Ball joint and tire misalignment

My wife and I recently took our car to our local mechanic to fix some inspection items, one of which was the replacement of a ball joint.

Now that the ball joint has been replaced, the steering wheel would indicate that the tires are misaligned, despite us having paid for an alignment in the last three weeks.

The mechanic has said that putting in the new ball joint probably messed up the alignment, but claims he can’t fix it without a lot of work and/or the risk of making it worse.

Is he right? Ideally, I think he should return it to us in the state he received it without charging us. If the problem can be fixed, how do I convey this to him politely?

I would go to an alignment specialist and get his evaluation/second opinion. The “can’t fix” the alignment bothers me greatly, unless this New Beetle is very, very unique. I am not familiar at all with VW, so I will leave my comment at that.

To clarify, the mechanic in question has said that he doesn’t have the machine to perform the alignment himself; he could do a ‘toe-in or -out’, but that might make it worse. Also, he thinks the place I took it to to be aligned might be at fault for not spotting that the old ball joint was worn.
So should I ask the mechanic to arrange for it to be realigned, or should I go after the alignment people for doing a bad job in the first place?

I would take it back to the alignment specialist and let him realign it, even if I had to pay a second time. The alignment needs to be set, within proper specs, period.

It’s almost a 100% fact that your local machanic is correct. If the new ball joint throws the alignment off, you had a worn out ball joint when the alignment was done. He’s obviously a better mechanic (to me) than you might have thought him to be.

Go to a different alignment place if you can and abandon the first place. Your local mechanic doesn’t have the full equipment needed to do the proper alignment checks. You get one chance to make a good first impression, but numerous chances to distress customers. Stick with the local guy for the things you were trusting him with because he’s OK so far.

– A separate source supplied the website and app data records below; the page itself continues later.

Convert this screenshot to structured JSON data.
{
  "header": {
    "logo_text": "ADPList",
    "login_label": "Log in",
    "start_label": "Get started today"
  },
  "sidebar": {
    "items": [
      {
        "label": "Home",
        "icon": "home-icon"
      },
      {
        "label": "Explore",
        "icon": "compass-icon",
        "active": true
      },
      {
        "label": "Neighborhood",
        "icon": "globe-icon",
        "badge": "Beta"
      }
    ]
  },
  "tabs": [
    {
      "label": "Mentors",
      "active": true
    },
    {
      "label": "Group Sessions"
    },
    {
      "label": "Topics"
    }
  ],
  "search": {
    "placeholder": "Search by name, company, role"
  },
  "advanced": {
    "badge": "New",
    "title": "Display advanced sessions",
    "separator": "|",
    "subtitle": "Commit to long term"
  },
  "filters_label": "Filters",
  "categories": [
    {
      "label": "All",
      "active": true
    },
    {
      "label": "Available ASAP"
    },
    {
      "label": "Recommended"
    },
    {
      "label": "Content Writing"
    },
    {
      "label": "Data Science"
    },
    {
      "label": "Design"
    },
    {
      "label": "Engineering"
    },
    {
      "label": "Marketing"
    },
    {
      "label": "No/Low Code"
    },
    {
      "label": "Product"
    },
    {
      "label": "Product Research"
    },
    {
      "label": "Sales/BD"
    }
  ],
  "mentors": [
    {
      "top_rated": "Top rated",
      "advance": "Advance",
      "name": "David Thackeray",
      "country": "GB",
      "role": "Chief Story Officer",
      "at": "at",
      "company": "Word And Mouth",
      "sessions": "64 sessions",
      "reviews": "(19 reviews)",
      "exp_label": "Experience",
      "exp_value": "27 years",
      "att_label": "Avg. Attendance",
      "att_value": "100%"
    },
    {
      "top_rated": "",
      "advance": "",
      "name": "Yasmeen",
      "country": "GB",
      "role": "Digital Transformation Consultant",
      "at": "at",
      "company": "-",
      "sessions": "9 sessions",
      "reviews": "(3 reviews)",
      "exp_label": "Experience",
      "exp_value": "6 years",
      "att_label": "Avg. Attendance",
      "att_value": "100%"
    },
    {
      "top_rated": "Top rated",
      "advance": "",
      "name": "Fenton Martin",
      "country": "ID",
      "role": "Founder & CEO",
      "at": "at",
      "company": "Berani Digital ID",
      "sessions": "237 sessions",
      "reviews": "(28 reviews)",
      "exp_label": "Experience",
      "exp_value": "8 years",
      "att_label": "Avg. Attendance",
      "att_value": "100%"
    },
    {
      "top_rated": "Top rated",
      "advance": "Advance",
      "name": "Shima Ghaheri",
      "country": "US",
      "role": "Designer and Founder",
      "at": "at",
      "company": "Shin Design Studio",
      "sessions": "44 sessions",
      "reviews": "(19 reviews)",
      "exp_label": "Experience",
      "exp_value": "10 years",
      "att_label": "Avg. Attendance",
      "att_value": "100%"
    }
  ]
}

In other words, he hasn’t made a bad impression on me. I learned front-end alignment in trade school in 1971. You couldn’t pay me to do it now.

A competent alignment shop should inspect suspension components when performing an alignment but that’s not a requirement.
In theory, a ball joint replacement (sans control arm) should not alter the alignment. In pracice, it very well can.

What I’d like to hear is why an alignment was done and then 3 weeks later the car winds up for a ball joint replacement at the mechanic’s shop.
What is the story for this 3 week period?

The tires needed to be aligned, so we had that done back in May.

The ball joint was not noticed until we took it in for a state inspection this month; our mechanic noticed and replaced it for us.

For me to help here you must post with more clarity in regards to what was done when and by whom. My sensor tells me you are trying to manipulate the responses you get.

Just get the car aligned again and move on.

Thanks for your advice, everyone. The consensus seems to be that the mechanic is not at fault, which is great, as my instinct was to trust him anyway.
I will proceed to ask the alignment folks why they didn’t spot the ball joint sooner, and whatever their response, I’ll get the car realigned ASAP. It bothers me to pay for the same service twice in the space of a month, but if I have to, I will.

Many alignment shops provide a three month/4k miles warranty (or longer), so you may not have to pay a second time. I would matter of factly say that a ball joint had to be replaced and the alignment is now out of whack, then let the conversation go from there.

If you ask questions about why not found sooner, etc, then you automatically stiffen the resistance to help you out.

You may choose to never use this shop again, but I would try discussing your immediate issue (alignment needs to be redone) in a straight forward, non-confrontational way.

Suspension components should be inspected when the alignment is done but every shop is different. Some do, some don’t.

Sometimes bad ball joints, tie rod ends, etc. can be very difficult to diagnose and at times may require diassembly to determine this. It’s also possible that one person’s interpretation of bad may not be the same as someone else’s view on it.

I’d just chalk this up to being one of those necessary automotive evils.

Why did you have the alignment done? Did you ask the alignment shop to check out the front end first? Why did you tell the alignment shop you wanted the alignment done. People seldom have an alignment done without reason, until we know the reason, I’m not ready to say either shop did anything wrong.

Hi everyone,

I just called the alignment shop and they were happy to realign for us for no extra charge - it was covered under the 3,000 mile warranty.

I’m glad the problem had such an easy resolution. Thanks for all your feedback. This was our first tire alignment, so it was all a bit of a mystery for me, but I’m happy to say I now feel much more knowledgeable and confident about it!